So we’re starting to work up the torso and as all the upper limbs are a child of the spine, we will start there. Again, begin by cleaning up the curves and getting rid of any keys that are not helping. Push the shoulders and the hips to really get some striking poses from opposing lines. Also, add twist to the torso, orient the chest in one direction, the hips in another and the head in a third direction. This will add further interest to the poses and make them more dynamic. Try and delay the neck and head slightly and make sure the path of action on the head is smooth and clean as it swings through.
Step 08: Arms
When dealing with the arms, I like to work on them separately as I can really fine tune one arm without the other distracting me, so+ I use some selection sets to hide some of the geometry. I focus on those arcs once more and although the arms will follow the torso, we will still need to go in there and clean out some of the poses as they may be jittery in places.
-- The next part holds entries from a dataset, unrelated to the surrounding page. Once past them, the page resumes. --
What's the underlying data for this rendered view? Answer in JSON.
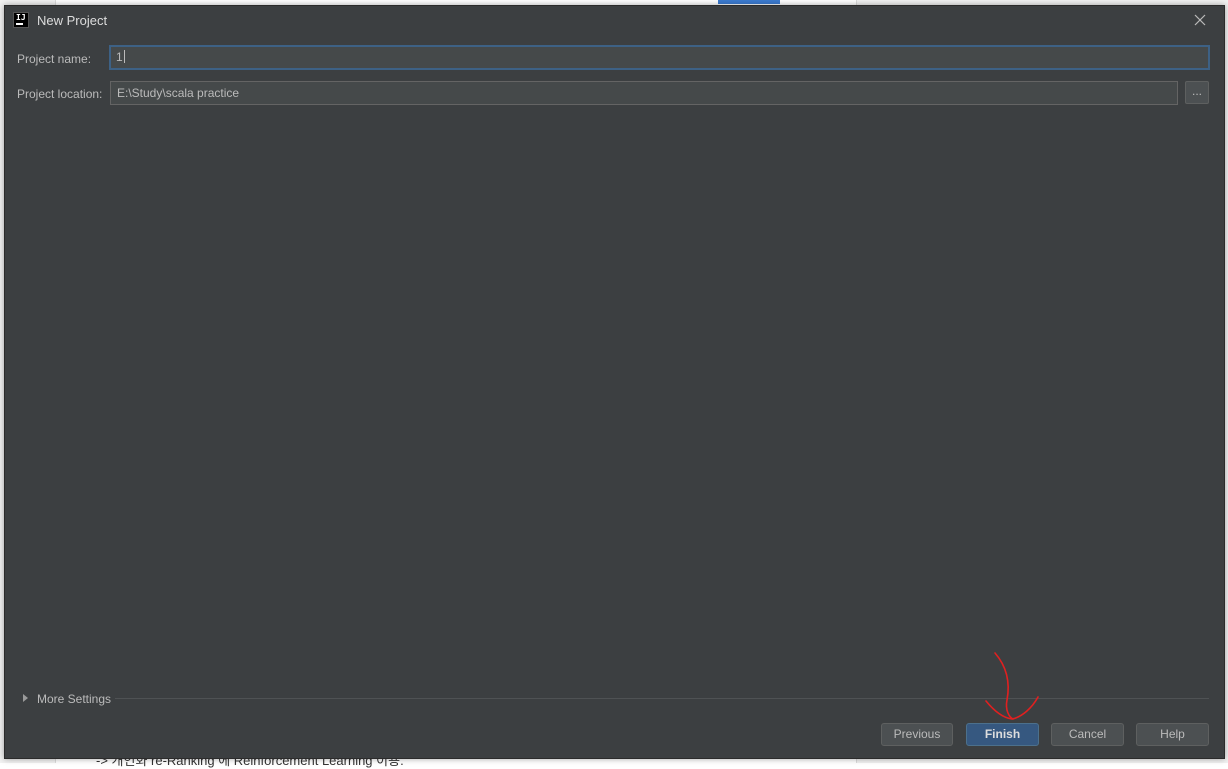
{
  "background": {
    "text": "-> 개인화 re-Ranking 에 Reinforcement Learning 이용."
  },
  "dialog": {
    "title": "New Project",
    "app_icon_text": "IJ"
  },
  "form": {
    "project_name_label": "Project name:",
    "project_name_value": "1",
    "project_location_label": "Project location:",
    "project_location_value": "E:\\Study\\scala practice",
    "browse_label": "..."
  },
  "more_settings": {
    "label": "More Settings"
  },
  "buttons": {
    "previous": "Previous",
    "finish": "Finish",
    "cancel": "Cancel",
    "help": "Help"
  },
  "colors": {
    "dialog_bg": "#3c3f41",
    "primary_button": "#365880",
    "annotation": "#e02020"
  }
}
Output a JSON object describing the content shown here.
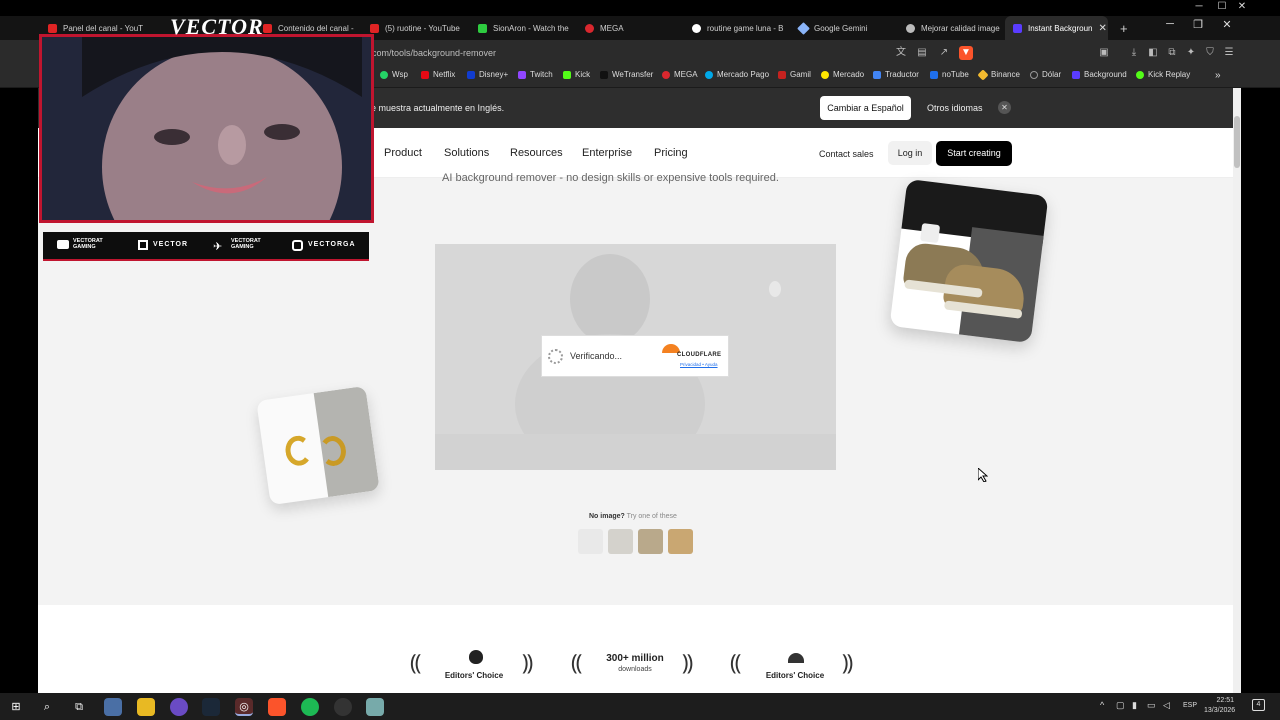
{
  "browser": {
    "tabs": [
      {
        "title": "Panel del canal - YouT",
        "color": "#e02424"
      },
      {
        "title": "Contenido del canal -",
        "color": "#e02424"
      },
      {
        "title": "(5) ruotine - YouTube",
        "color": "#e02424"
      },
      {
        "title": "SionAron - Watch the",
        "color": "#2ecc40"
      },
      {
        "title": "MEGA",
        "color": "#d9272e"
      },
      {
        "title": "routine game luna - B",
        "color": "#4285f4"
      },
      {
        "title": "Google Gemini",
        "color": "#8ab4f8"
      },
      {
        "title": "Mejorar calidad image",
        "color": "#bbbbbb"
      },
      {
        "title": "Instant Backgroun",
        "color": "#5a3cff"
      }
    ],
    "url": "com/tools/background-remover",
    "bookmarks": [
      "Wsp",
      "Netflix",
      "Disney+",
      "Twitch",
      "Kick",
      "WeTransfer",
      "MEGA",
      "Mercado Pago",
      "Gamil",
      "Mercado",
      "Traductor",
      "noTube",
      "Binance",
      "Dólar",
      "Background",
      "Kick Replay"
    ],
    "bookmark_colors": [
      "#25d366",
      "#e50914",
      "#113ccf",
      "#9146ff",
      "#53fc18",
      "#222",
      "#d9272e",
      "#00a8e8",
      "#c5221f",
      "#ffe600",
      "#4285f4",
      "#1f6feb",
      "#f3ba2f",
      "#888",
      "#5a3cff",
      "#53fc18"
    ]
  },
  "overlay": {
    "logo": "VECTOR",
    "socials": [
      "VECTORAT GAMING",
      "VECTOR",
      "VECTORAT GAMING",
      "VECTORGA"
    ]
  },
  "translate_bar": {
    "message": "e muestra actualmente en Inglés.",
    "switch_button": "Cambiar a Español",
    "other_languages": "Otros idiomas"
  },
  "nav": {
    "items": [
      "Product",
      "Solutions",
      "Resources",
      "Enterprise",
      "Pricing"
    ],
    "contact": "Contact sales",
    "login": "Log in",
    "cta": "Start creating"
  },
  "hero": {
    "subtitle": "AI background remover - no design skills or expensive tools required.",
    "verifying": "Verificando...",
    "cf_brand": "CLOUDFLARE",
    "cf_links": "Privacidad • Ayuda",
    "no_image": "No image?",
    "try_these": "Try one of these"
  },
  "awards": {
    "left_label": "Editors' Choice",
    "center_big": "300+ million",
    "center_small": "downloads",
    "right_label": "Editors' Choice"
  },
  "taskbar": {
    "lang": "ESP",
    "time": "22:51",
    "date": "13/3/2026",
    "notif_count": "4"
  }
}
Also, make sure to edit the spacing as in some instances, for example when the right arm reaches its peak, we will want to ease in and ease out of the key pose to reduce what could be some very quick movement in a small number of frames.
Step 09: Adding drag and breaking up the timing
At this stage, I want to make the motion as smooth as can be, as well as begin offsetting some parts so we don’t come to the final pose and hit it as one lump. I’ll delay the arms by a couple of frames from the spine and in the odd frame here and there I will also push the lower arm further back than naturally possible to really help sell the drag. Then I’ll delay the hands and also really push the fingers back to help sell the path of action that they will be following. To loosen up the approach to the final pose, I’ll make sure the arms hit the pose a few frames later and also have one arm hit the final pose a frame or two before the second arm does.
Step 10: Keep on moving
As we hit the final frames, we will want to keep the motion and the character alive. To do so, we can employ the technique of using moving holds. For the hips, the upper body and the arms, I will add a small amount of motion continuing through to the final frame. It’s important to keep this motion moving in the direction that the body was moving in. The change in movement from the final pose to the final frame may be barely noticeable but the difference between subtle movement and no movement can be huge to the naked eye. Happy animating.
Tip 01: Tools and scripts
For this tutorial, I will be once again using the very excellent ‘bhGhost’ tool created by Brian Horgan, which can be found at www.graphite9.com, along with other excellent scripts. This will be what I will mainly use to check how one pose leads into the next through the blocking stages. For checking the arcs of a selected vertex, I will be using ‘CG_VertexMotionTrail_V2.py’ created by Constantinos Glynos. By default, Maya does not allow you to motion trail a vertex but this tool will do just that.
Tip 02: Show and Tell
When animating, I like to zone in to a particular aspect without my mind being side-tracked by things that can be resolved later. For example, when cleaning up the spine, I don’t want to look at the arms or possibly even the legs. To help me work in this manner, I use selection sets. Simply grab all the geometry that you want to hide and go Create>Sets>Quick Select Set. By the end of the animation, I had a selection set for each arm, the head, the spine and the legs. To select the geometry within the set, either go to the Outliner and open up the specific set you want to hide/unhide or go Edit>Quick Select Sets to pick the group.